Several hours after Sergeant Azuelo investigated the home invasion involving the pistol whipping, his squad was called to one blocks away.
This time, the intruders ransacked the house before taking a 14-year-old boy captive. Gang investigators recognized the house as having a previous association with a street gang suspected of involvement in drug dealing.
The invaders demanded drugs and $10,000, and took the boy to make their point. He was released within the hour, though the family told investigators it had not paid a ransom.
“You don’t know anybody who is going to pay that money?” the boy said his abductors kept asking him.
The boy, showing the nonchalance of his age, shrugged off his ordeal.
“No, I’m not scared,” he said after being questioned by detectives, who asked that his name not be used because the investigation was continuing.
Not all the problems are along the border.
The Atlanta area, long a transportation hub for legitimate commerce, has emerged as a new staging ground for drug traffickers taking advantage of its web of freeways and blending in with the wave of Mexican immigrants who have flocked to work there in the past decade.

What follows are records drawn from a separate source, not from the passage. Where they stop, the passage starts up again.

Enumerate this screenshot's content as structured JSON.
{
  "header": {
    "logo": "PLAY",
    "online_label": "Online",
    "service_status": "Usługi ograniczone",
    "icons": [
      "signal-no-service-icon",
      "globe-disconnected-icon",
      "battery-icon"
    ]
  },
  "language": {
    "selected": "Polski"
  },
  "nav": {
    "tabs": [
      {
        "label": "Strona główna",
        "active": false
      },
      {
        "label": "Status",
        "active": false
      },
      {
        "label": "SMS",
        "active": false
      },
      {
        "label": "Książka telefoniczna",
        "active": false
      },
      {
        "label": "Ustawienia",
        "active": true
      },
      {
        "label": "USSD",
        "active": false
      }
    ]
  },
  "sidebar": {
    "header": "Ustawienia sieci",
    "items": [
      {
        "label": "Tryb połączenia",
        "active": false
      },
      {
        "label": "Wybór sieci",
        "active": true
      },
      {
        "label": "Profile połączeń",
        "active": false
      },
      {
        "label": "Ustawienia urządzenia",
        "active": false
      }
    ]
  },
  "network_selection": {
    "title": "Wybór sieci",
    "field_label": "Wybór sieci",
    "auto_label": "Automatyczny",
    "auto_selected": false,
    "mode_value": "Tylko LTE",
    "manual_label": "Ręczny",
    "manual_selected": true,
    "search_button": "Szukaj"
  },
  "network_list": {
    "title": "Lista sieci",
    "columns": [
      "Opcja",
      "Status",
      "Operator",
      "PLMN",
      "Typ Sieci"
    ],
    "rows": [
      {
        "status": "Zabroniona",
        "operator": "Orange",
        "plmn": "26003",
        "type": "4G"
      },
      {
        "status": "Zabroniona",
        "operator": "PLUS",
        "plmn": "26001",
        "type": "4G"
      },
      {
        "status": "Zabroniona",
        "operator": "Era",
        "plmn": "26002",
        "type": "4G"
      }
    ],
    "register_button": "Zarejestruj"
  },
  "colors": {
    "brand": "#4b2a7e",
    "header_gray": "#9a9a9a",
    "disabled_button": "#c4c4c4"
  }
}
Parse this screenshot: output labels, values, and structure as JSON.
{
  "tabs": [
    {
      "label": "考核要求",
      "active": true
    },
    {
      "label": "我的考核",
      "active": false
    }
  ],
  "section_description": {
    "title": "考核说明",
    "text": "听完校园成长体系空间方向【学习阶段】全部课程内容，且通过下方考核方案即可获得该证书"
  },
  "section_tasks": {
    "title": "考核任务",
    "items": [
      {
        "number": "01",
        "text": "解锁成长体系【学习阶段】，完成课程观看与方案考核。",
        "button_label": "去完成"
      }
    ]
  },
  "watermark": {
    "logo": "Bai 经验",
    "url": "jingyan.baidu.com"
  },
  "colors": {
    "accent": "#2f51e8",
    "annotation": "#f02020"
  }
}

Last August, in one of the grislier cases in the South, the police in Shelby County, Ala., just outside Birmingham, found the bodies of five men with their throats cut. It is believed they were killed over a $450,000 debt owed to another drug trafficking faction in Atlanta.

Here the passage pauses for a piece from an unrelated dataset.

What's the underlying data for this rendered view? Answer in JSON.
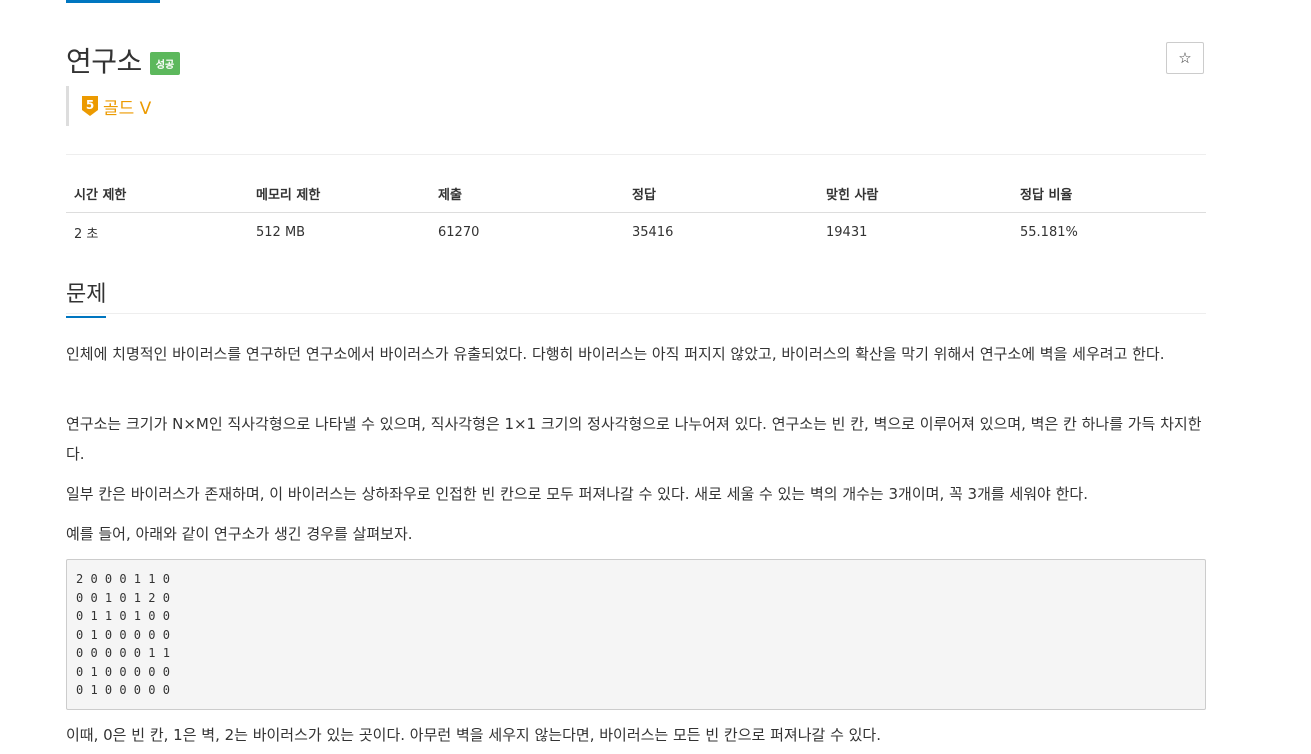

The spread of the Mexican cartels, longtime distributors of marijuana, has coincided with their taking over cocaine distribution from Colombian cartels. Those cartels suffered setbacks when American authorities curtailed their trading routes through the Caribbean and South Florida.
Since then, the Colombians have forged alliances with Mexican cartels to move cocaine, which is still largely produced in South America, through Mexico and into the United States.

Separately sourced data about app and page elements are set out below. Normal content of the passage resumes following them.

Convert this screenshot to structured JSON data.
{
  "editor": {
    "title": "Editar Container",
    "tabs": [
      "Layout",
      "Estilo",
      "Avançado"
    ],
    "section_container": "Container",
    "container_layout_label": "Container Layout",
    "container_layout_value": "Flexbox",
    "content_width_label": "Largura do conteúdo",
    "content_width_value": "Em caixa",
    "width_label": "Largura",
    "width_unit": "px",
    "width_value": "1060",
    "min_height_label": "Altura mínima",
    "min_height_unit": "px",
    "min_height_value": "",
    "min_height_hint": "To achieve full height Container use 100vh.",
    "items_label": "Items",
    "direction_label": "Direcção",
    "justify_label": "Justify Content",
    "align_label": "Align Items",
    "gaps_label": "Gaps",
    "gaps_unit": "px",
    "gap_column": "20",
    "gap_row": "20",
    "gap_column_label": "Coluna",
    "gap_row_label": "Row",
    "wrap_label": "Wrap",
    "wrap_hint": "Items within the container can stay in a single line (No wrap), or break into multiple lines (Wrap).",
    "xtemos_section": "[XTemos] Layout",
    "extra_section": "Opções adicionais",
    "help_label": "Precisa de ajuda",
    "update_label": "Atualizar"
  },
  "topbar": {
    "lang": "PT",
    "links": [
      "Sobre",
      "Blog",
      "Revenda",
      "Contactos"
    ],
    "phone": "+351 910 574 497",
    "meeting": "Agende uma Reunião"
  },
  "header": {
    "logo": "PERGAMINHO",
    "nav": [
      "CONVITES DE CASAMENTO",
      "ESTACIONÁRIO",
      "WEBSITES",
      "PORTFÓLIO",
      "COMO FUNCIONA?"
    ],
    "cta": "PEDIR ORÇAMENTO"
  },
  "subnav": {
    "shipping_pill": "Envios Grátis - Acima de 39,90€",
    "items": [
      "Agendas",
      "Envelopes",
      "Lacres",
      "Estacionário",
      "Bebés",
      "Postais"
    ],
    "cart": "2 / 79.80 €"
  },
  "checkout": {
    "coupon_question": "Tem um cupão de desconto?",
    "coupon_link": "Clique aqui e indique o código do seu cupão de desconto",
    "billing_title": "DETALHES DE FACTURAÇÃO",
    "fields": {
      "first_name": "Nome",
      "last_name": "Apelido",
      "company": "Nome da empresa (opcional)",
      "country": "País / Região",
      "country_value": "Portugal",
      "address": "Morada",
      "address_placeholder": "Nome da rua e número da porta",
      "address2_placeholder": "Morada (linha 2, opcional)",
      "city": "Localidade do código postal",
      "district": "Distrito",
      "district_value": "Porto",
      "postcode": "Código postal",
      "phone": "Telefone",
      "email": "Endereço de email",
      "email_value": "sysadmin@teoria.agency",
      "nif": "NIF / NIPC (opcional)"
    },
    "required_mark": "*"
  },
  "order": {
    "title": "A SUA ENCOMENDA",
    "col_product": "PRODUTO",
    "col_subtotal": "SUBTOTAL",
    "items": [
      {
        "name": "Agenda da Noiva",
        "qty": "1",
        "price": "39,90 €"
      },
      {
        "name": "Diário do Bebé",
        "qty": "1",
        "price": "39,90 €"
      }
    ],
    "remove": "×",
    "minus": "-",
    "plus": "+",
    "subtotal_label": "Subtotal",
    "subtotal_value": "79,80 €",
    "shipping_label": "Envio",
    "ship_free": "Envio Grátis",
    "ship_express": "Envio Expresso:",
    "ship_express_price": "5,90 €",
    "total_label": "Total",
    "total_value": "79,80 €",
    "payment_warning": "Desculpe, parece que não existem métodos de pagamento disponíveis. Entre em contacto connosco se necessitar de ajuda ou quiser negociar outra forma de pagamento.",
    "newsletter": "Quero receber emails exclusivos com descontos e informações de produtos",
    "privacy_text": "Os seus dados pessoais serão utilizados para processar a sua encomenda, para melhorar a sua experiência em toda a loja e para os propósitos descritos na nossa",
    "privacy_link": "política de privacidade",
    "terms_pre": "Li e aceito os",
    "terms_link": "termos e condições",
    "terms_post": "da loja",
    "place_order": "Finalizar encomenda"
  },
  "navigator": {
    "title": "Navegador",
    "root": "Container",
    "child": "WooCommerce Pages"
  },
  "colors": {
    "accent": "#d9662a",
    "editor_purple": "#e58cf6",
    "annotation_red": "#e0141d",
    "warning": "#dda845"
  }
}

The Mexicans have also taken over much of the methamphetamine business, producing the drug in “super labs” in Mexico. The number of labs in the United States has been on the decline.
While the cartel networks have spread across the United States, the border areas remain the most worrisome. At the scene of the pistol-whipping here, Sergeant Azuelo and his team methodically investigated.
Their suspicions grew as they walked through the house and noticed things that seemed familiar to them from stash houses they had encountered: a large back room whose size and proximity to an alley seemed well-suited to bundling marijuana, the wife of the victim reporting that they had no bank accounts and dealt with everything in cash, the victim’s father saying over and over that his son was “no saint” and describing his son’s addiction problems with prescription drugs.
A digital scale with blood on it was found in a truck bed on the driveway, raising suspicion among the detectives that the victim was trying to hide it.
The house, the wife told them, had been invaded about a month ago, but the attackers left empty-handed. She did not call the police then, she said, because nothing was taken.
Finally, they saw the cellophane wrap and drug paraphernalia and obtained a search warrant to go through the house more meticulously.
The attackers “were not very sophisticated,” Sergeant Azuelo said, but they somehow knew what might be in the house. “For me, the question is how much they got away with,” he said. “The family may never tell.”
All in all, Sergeant Azuelo said, it was a run-of-the-mill call in a week that would include at least three other such robberies.
“I think this is the tip of the iceberg,” Detective Kris Bollingmo said as he shined a light through the garage. “The problem is only going to get worse.”
“We are,” Sergeant Azuelo added, “keeping the finger in the dike.”